WHAT IS NEEDED -> Look for the word "JSON" in the entries below, then copy every line that has it.

DATA TO EXAMINE ->
+ + + + +

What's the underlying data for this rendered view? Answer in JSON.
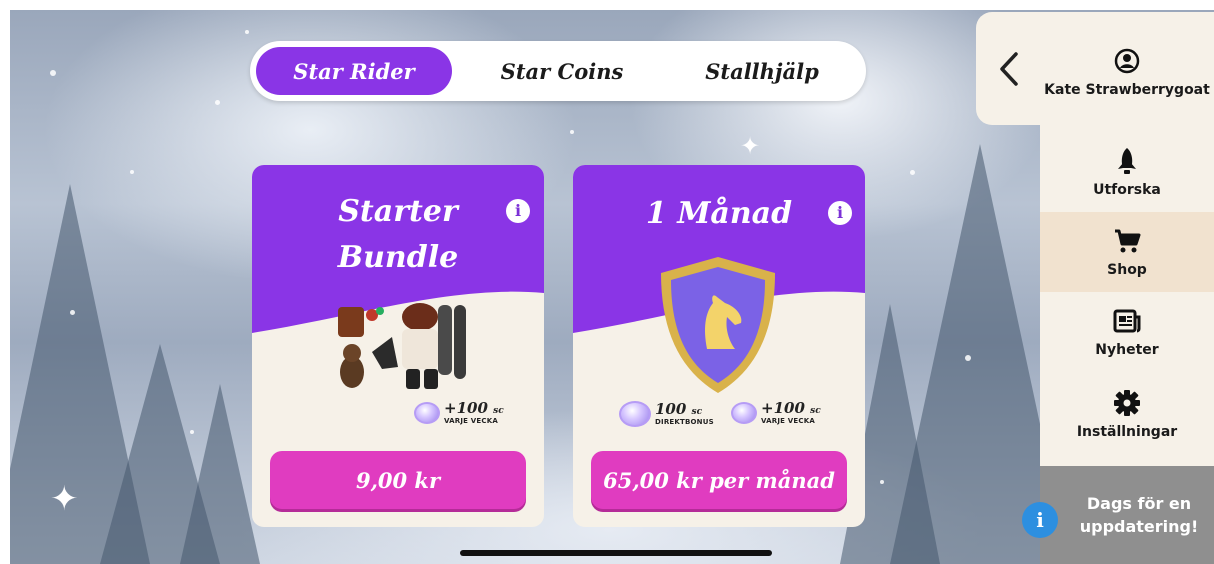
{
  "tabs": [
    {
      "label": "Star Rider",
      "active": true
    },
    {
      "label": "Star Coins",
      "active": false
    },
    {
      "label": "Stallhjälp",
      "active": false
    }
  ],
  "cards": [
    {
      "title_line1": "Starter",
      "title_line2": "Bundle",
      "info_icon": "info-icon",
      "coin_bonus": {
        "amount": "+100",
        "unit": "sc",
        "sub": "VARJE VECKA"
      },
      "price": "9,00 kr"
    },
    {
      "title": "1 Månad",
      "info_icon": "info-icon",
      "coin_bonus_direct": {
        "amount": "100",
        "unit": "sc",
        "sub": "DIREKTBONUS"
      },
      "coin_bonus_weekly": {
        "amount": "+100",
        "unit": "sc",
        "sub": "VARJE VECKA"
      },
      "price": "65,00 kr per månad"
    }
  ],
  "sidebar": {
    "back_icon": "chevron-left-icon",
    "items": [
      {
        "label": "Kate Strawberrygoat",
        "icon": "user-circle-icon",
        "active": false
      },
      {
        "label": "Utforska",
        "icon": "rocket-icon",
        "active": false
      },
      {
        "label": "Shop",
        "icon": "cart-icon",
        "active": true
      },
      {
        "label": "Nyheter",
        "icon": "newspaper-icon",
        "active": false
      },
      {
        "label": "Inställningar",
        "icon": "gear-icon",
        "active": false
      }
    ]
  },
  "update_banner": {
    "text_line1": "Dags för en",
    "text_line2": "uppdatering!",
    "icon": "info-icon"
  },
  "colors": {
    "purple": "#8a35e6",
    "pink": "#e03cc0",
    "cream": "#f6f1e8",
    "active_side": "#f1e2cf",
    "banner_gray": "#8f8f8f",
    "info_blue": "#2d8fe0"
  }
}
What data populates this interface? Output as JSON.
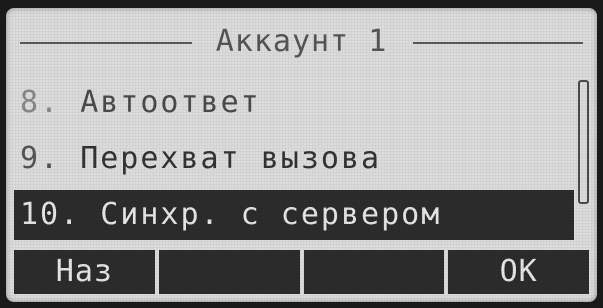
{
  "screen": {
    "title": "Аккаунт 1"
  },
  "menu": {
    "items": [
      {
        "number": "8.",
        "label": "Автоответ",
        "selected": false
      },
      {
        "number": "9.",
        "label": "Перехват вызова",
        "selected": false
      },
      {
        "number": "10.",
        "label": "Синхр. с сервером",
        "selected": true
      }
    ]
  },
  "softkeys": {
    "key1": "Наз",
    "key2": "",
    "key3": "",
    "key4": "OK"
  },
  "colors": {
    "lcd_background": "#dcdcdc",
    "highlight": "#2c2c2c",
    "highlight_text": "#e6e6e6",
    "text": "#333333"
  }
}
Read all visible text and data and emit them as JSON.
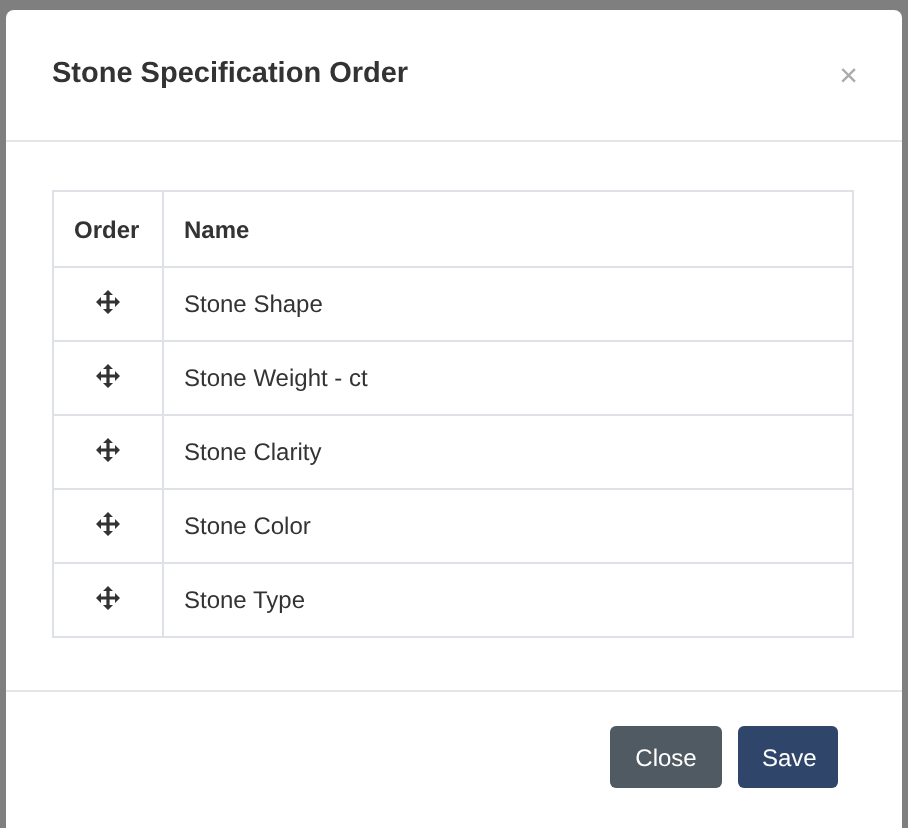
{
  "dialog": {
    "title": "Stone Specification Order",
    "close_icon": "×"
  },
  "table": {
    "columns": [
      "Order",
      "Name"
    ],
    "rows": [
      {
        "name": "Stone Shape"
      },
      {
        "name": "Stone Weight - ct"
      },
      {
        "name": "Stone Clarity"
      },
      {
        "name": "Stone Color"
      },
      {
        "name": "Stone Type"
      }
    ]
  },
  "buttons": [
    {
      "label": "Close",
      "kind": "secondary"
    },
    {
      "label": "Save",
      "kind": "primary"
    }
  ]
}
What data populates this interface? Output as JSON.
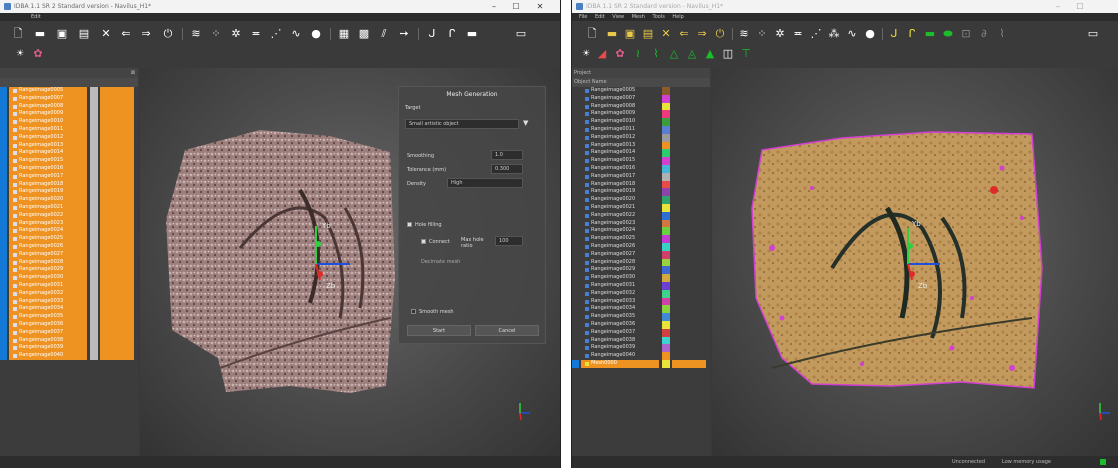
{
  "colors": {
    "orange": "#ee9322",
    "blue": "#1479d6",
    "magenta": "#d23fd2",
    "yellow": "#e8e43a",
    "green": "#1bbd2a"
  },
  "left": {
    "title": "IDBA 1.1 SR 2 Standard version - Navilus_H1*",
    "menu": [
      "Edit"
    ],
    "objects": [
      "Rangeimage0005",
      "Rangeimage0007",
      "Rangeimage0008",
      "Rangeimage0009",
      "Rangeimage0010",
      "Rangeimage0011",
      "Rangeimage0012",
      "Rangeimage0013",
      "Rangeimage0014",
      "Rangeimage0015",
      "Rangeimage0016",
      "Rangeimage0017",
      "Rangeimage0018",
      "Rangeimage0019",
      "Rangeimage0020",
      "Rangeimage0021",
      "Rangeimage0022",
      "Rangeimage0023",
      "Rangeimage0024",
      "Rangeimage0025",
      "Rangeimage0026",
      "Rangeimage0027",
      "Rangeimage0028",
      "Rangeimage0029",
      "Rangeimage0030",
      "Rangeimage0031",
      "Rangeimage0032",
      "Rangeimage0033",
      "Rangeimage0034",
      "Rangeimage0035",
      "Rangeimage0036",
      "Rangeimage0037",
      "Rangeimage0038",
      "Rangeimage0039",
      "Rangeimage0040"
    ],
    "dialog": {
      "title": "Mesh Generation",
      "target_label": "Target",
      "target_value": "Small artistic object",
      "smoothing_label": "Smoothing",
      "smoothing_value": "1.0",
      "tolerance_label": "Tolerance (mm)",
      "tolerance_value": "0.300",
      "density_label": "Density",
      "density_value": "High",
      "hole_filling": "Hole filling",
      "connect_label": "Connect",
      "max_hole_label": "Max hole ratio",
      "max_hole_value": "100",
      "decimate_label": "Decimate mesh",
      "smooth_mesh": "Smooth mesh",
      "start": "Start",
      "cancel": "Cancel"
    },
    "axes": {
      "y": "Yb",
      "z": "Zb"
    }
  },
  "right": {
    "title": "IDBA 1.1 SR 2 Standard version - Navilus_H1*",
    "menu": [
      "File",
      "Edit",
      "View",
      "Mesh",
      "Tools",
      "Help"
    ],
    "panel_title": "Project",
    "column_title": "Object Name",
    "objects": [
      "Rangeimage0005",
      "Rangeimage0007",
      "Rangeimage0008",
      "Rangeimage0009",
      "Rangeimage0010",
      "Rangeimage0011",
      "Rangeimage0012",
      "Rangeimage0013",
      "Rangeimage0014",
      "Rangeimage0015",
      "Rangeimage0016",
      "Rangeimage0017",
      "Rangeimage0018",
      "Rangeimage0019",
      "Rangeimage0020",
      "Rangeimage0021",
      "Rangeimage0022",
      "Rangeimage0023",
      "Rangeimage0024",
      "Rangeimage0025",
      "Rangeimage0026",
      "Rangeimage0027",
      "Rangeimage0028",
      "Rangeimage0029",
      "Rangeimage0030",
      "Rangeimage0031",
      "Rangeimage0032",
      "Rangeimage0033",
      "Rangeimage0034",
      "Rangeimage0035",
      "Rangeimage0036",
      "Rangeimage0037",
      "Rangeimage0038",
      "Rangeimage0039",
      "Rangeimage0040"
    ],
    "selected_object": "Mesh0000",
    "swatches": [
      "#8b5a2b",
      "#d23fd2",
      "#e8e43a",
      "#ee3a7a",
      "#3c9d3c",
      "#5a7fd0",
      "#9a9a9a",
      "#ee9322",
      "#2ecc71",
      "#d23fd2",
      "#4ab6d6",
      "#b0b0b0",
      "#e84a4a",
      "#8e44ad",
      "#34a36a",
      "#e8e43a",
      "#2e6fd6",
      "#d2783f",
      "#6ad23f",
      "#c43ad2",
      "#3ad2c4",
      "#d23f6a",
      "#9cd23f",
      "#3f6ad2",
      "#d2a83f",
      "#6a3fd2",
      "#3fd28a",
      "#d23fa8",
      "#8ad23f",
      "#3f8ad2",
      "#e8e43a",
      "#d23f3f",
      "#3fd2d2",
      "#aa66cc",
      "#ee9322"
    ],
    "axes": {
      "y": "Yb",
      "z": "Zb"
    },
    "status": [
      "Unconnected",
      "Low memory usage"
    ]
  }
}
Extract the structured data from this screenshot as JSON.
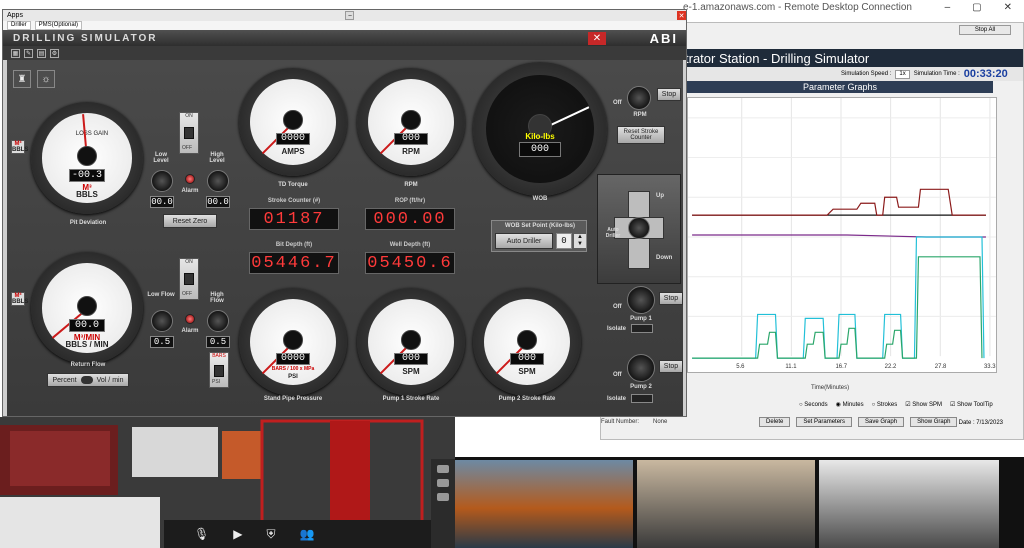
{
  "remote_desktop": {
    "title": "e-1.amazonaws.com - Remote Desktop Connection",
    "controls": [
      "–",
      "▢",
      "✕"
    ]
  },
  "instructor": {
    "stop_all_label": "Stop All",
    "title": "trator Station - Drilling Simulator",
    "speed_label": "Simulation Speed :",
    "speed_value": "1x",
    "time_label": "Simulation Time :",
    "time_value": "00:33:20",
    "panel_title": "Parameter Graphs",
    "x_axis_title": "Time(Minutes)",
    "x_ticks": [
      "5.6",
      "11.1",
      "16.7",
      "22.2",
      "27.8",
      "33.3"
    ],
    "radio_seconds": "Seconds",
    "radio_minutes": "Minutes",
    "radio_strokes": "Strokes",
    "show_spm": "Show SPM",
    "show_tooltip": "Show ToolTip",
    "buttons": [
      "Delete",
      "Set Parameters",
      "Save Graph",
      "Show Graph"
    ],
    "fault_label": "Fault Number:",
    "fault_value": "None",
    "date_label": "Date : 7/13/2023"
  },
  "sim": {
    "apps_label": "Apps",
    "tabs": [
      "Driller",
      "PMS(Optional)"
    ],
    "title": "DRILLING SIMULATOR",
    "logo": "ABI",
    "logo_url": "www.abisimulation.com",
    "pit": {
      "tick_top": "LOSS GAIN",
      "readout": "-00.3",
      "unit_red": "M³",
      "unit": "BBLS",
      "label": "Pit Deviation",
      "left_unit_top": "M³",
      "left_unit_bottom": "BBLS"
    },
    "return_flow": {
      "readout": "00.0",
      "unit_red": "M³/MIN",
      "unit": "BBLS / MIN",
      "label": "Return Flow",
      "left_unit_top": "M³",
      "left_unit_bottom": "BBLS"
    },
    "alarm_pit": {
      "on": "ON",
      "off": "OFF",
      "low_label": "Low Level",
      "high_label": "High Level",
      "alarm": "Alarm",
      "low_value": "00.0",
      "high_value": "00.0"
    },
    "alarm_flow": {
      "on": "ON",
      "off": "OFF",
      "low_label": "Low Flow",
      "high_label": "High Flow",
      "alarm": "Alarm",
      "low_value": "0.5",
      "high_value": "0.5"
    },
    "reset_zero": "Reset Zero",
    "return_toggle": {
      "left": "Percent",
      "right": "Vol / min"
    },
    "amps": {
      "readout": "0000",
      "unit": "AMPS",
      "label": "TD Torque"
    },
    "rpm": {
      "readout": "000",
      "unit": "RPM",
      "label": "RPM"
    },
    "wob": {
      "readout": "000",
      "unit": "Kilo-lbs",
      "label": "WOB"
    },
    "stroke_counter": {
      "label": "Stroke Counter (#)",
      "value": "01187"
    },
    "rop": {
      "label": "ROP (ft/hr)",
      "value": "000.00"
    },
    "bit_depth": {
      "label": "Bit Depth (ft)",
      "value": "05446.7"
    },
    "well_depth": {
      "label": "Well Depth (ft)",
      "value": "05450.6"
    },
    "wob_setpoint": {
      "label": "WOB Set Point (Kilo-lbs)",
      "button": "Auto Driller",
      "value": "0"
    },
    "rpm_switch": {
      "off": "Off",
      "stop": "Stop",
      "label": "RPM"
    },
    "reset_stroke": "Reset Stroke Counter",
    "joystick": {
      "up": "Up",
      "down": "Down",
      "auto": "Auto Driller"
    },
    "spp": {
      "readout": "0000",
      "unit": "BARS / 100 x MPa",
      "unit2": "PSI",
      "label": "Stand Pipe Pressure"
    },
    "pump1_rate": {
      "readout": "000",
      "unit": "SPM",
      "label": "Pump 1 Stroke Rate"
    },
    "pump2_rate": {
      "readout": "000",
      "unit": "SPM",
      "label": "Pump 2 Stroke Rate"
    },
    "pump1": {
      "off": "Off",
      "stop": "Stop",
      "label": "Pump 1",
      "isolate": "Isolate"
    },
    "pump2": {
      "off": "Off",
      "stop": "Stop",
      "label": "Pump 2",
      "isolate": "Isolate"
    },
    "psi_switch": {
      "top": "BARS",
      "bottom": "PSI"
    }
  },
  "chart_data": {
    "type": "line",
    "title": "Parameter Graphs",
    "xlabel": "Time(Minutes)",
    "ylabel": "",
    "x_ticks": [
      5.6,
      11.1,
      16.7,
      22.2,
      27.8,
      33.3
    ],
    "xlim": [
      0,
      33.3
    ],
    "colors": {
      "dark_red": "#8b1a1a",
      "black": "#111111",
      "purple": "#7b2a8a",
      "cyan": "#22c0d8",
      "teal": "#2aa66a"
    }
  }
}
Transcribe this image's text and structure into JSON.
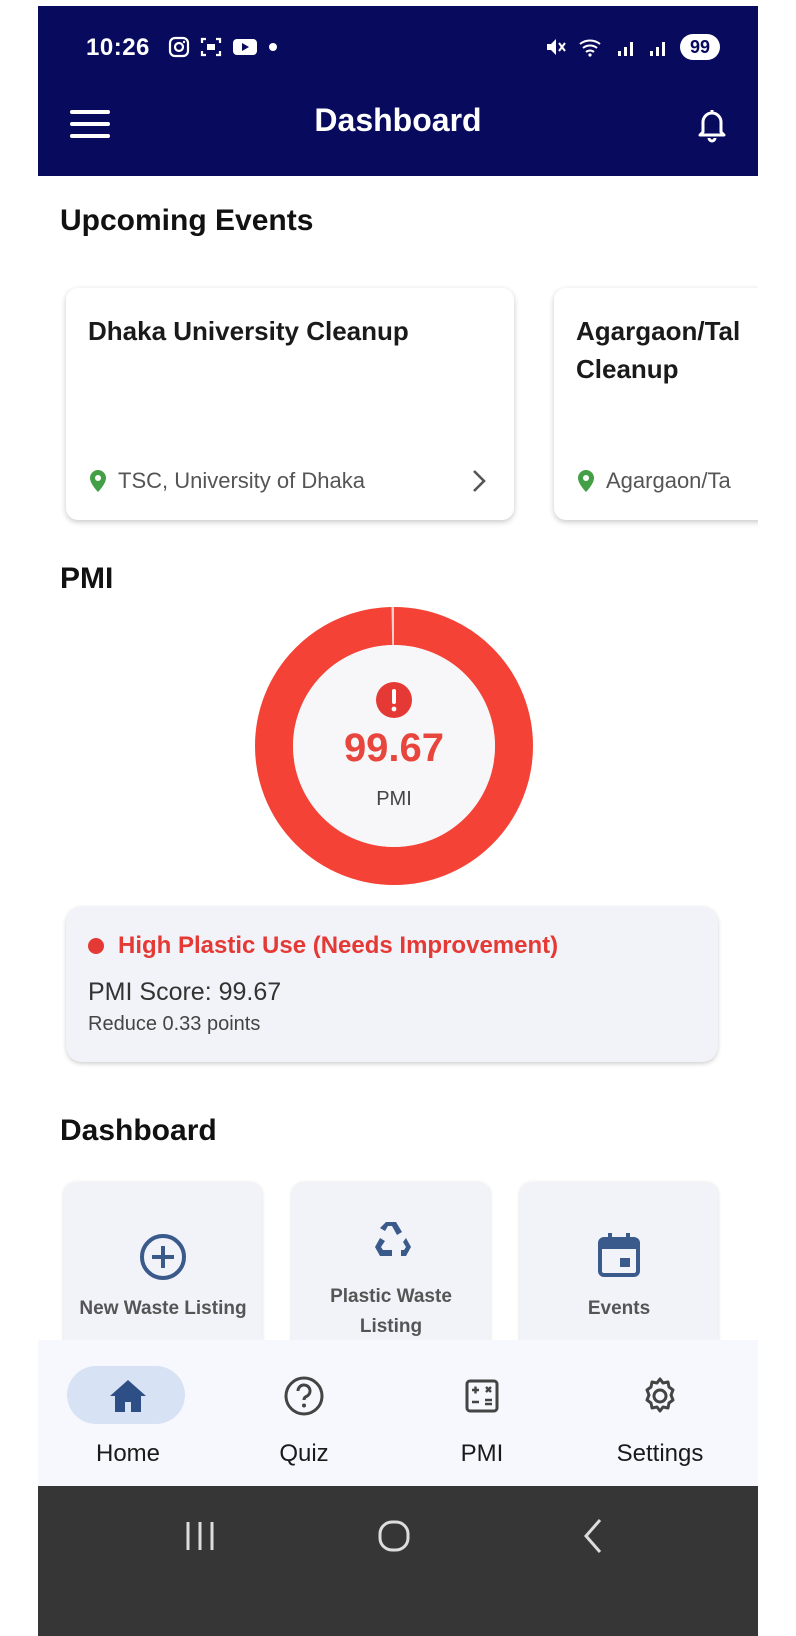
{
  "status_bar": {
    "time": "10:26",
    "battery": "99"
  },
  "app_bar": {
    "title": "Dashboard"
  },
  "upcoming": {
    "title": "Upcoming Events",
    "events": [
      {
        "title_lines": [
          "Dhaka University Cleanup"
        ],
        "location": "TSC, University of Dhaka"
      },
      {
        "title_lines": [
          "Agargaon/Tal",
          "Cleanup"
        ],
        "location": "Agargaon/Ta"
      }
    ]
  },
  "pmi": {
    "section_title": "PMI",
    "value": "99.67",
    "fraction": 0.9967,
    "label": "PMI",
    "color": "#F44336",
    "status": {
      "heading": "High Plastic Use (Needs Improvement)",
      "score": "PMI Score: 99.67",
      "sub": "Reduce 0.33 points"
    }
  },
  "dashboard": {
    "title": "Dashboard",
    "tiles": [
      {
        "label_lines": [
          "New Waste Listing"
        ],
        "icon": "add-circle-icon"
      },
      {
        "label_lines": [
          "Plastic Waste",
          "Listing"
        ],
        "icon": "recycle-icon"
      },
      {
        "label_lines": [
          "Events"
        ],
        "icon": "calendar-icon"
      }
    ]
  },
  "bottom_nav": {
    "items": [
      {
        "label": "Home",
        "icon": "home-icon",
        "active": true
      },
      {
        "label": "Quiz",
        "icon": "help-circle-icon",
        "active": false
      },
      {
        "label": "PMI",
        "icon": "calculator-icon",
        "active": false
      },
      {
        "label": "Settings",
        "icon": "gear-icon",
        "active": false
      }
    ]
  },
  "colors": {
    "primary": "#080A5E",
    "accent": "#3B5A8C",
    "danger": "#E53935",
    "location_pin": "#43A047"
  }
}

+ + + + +

OUTPUT FOR THIS EXERCISE ->
What's the underlying data for this rendered view? Answer in JSON.
What data populates this interface? Output as JSON.
Read all visible text and data and emit them as JSON.
What data populates this interface? Output as JSON.
Extract the structured data from this screenshot as JSON.
Transcribe this image's text and structure into JSON.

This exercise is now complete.